Vishwa Rath was a king of the Kaushika lineage, one with many generations of kings. He loved to hunt and usually a large army would accompany him on these hunts. It was on one of these hunts that he realized that he was in the vicinity of the Ashram of the great Guru Vashisht, one of the oldest and most revered Brahmarishis, and, one of the Saptarishis (seven great Rishis) of India. Keen to seek the renowned Guru’s blessings, he stepped off his horse and walked towards the ashram where he was met by Guru Vashisht.
Guru Vashisht insisted that Vishwa Rath and his army relax, and offered to provide them with a meal at the ashram. Initially embarrassed by the exceptional offer from a humble rishi with meagre means, the king finally accepted upon Vashisht’s insistence. A delicious meal was served and Vishwa Rath was amazed by the elaborate variety and quantity, and the speed at which the exceedingly tasty meal was served by the disciples of Guru Vashisht.
Vishwa Rath then asked Guru Vashisht, how he was able to serve such a feast without any prior preparation. In reply, Guru Vashisht told him that he will introduce the king to his daughter who was responsible for the meal. He then took him to meet Nandini, the calf of his divine cow Kamadhenu – gifted to him by Lord Indra. Nandini, like her mother, was a wish fulfilling cow, capable of yielding all manner of riches. It was through this ability that she had been able to swiftly cater the elaborate banquet for the king and his army.
This got King Vishwa Rath thinking – why would a simple rishi need such a cow? Certainly, the king could feed his entire kingdom and do much more good for the people of his kingdom with Nandini’s aid. Explaining this rationale to Vashisht, the king requested the Guru for Nandini, offering many more cows and even treasures in return.
Vashisht denied the request, saying that he loved her like a daughter and he had no need for wealth.
This enraged King Vishwa Rath and he ordered his army to take Nandini by force.
However, Nandini, who loved Vashisht as a father, refused to go and used her power to create a huge army to fight Vishwa Rath’s forces. There was a pitched battle and eventually the King’s army was vanquished. The King’s sons then attacked Vashisht in an attempt to gain advantage. Vashisht uttered a mantra to defend himself and all but one of the King’s sons turned to ashes.
This is when King Vishwa Rath realized that the divine power of a single mantra was far greater than all his armies combined. Filled with anger and a need for revenge, he renounced his kingdom to his son and embarked upon a mission to master this power. -He performed intense tapasya andprayed to Lord Shiv for the mastery of all spiritual weapons or astras. Shiv, pleased with the king’s penance, granted him the boon of mastery over the astras.
With his new power in hand, Vishwa Rath went back to ashram of Guru Vashist and used the astras to burn the ashram to a cinder. Vashisht called out to him and stated that he was making a mistake.

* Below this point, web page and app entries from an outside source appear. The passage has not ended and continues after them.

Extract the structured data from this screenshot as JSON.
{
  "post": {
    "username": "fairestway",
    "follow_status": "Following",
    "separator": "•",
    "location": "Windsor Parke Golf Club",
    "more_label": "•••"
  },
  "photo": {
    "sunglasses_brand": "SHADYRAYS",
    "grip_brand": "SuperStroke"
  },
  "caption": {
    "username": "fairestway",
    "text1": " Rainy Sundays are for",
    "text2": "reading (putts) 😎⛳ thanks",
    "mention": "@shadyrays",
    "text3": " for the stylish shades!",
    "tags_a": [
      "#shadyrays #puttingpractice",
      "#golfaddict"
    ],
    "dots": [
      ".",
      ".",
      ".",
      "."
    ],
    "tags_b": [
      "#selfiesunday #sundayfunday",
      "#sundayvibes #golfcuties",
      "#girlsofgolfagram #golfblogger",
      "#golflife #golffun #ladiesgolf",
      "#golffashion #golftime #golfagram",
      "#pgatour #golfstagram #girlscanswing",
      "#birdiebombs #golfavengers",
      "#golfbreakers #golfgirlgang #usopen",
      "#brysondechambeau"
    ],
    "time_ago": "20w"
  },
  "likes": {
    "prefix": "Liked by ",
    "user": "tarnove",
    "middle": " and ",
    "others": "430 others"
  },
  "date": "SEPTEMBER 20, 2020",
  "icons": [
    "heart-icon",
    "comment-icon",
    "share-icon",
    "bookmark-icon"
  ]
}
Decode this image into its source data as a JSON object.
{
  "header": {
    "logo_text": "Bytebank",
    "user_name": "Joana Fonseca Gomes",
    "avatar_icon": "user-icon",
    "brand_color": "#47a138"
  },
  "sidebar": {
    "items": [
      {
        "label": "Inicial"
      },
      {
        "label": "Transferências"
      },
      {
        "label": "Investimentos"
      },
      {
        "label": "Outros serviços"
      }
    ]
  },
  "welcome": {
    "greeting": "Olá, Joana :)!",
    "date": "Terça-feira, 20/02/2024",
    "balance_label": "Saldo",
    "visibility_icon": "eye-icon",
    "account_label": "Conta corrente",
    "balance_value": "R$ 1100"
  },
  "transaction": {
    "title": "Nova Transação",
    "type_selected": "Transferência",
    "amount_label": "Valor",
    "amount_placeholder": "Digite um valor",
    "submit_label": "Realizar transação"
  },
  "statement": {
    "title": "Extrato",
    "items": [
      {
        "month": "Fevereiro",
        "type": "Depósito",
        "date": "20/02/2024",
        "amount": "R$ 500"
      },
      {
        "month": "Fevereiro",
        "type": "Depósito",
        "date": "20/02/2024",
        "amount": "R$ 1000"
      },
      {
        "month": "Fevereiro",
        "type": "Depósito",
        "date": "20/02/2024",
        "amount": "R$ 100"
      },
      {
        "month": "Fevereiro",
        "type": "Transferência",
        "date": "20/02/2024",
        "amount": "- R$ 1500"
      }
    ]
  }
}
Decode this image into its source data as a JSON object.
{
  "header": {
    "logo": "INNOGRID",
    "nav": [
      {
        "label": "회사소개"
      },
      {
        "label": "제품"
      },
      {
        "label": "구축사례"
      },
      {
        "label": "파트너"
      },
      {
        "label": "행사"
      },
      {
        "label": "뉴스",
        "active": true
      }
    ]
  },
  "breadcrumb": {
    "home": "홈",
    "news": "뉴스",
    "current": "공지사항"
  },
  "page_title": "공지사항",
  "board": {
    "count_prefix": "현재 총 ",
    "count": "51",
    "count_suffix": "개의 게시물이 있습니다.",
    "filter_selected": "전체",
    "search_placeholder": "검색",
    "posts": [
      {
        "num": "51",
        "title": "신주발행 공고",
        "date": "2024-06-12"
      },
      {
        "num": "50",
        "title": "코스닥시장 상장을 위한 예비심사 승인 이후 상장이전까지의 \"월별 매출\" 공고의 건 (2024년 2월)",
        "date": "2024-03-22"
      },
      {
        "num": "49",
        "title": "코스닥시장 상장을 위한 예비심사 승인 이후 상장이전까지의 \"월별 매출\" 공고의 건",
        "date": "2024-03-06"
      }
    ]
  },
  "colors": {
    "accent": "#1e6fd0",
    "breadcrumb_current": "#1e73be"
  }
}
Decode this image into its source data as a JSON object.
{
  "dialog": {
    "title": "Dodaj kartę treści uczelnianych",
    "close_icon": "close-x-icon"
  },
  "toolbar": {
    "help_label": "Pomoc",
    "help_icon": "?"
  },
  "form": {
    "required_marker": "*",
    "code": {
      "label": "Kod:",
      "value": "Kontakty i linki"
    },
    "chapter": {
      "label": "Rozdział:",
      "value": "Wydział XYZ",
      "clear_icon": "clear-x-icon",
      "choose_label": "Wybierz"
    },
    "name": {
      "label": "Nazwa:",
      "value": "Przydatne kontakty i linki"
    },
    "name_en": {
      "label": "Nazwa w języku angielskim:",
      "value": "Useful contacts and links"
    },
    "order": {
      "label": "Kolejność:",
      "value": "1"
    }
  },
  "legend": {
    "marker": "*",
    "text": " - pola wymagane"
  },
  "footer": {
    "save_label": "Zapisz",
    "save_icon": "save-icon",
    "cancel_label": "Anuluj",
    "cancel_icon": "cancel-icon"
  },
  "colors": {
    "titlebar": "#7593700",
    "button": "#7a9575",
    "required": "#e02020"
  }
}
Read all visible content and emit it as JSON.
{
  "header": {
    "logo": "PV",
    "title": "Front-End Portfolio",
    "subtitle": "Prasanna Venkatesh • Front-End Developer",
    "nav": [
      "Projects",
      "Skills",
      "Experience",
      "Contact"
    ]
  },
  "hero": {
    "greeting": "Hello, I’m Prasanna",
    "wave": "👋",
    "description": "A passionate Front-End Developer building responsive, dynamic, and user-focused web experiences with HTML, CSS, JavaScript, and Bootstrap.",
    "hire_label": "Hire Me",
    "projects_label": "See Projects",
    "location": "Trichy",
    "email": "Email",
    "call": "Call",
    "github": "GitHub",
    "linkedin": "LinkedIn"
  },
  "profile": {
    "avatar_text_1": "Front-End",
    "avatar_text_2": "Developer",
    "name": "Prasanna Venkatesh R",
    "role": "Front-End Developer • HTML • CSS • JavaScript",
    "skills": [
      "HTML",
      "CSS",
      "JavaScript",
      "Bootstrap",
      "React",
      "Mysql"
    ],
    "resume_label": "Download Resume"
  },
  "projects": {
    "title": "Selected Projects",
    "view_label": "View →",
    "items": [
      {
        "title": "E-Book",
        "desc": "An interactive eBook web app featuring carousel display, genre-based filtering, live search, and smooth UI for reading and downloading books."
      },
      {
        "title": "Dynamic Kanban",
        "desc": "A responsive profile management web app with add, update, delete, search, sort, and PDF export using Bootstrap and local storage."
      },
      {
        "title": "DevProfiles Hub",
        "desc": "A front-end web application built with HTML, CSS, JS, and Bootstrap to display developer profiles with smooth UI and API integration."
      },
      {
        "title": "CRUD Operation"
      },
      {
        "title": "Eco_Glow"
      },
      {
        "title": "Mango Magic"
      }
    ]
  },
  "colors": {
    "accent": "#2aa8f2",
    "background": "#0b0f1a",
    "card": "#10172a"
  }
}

In response Vishwa Rath attacked Vashistht with multiple astras. Vashisht put up his staff, a Brahma Dand comprising of spiritual energy and power, and all the astras were absorbed by the staff without harming Vashisht.
Vishwa Rath realized that the only way to defeat Vashisht was to attain equal status to the Guru by becoming a Bramharishi himself. He continued his penance and Lord Bramha appeared and granted him the boon of becoming a Rajarishi. It is said that this is when Vishwa Rath came to be known as Vishwamitra.
However since he wanted to ascend to a Bramharishi, he continued with his tapasya. His spiritual ascent took many twists and turns as he lost, regained and multiplied his spiritual powers. Vishwamitra, after a very severe and long penance, was eventually granted the status of a Brahmarishi by Lord Brahma.
Armed with his new status he once again returned to Guru Vashisht’s ashram, this time to meet the Guru with the objective of being acknowledged as a Bramharishi. As he was entering, he overheard Vashisht telling his wife that he had so much of love for Vishwamitra that he could not address him as a Brahmarishi. This was because there was still some spiritual growth possible for Vishwamitra.
Upon hearing this Vishwamitra was overwhelmed by the compassion from someone he felt he had wronged. He entered the ashram and fell at the feet of Guru Vashisht.
Guru Vashisht blessed him and said, “you are now a Brahmarishi having conquered all your senses and emotions”.
It is said that with these blessings Vishwamitra’s consciousness expanded and the Mahagayatri Mantra was realized by him. When he realized the potency and the good the Mahagayatri Mantra could do for mankind, he decided to share it freely with others. Soon others also recognized the immense possibilities of the Mahagayatri and a few rogue elements started to misuse it. Seeing this, Guru Vashisht divided the Mahagayatri Mantra into two parts. To reduce the potency he made the second part available only by means of a Guru to a Disciple after the Guru had assessed the caliber of the disciple.
The first part is what we commonly known today as the Gayatri Mantra.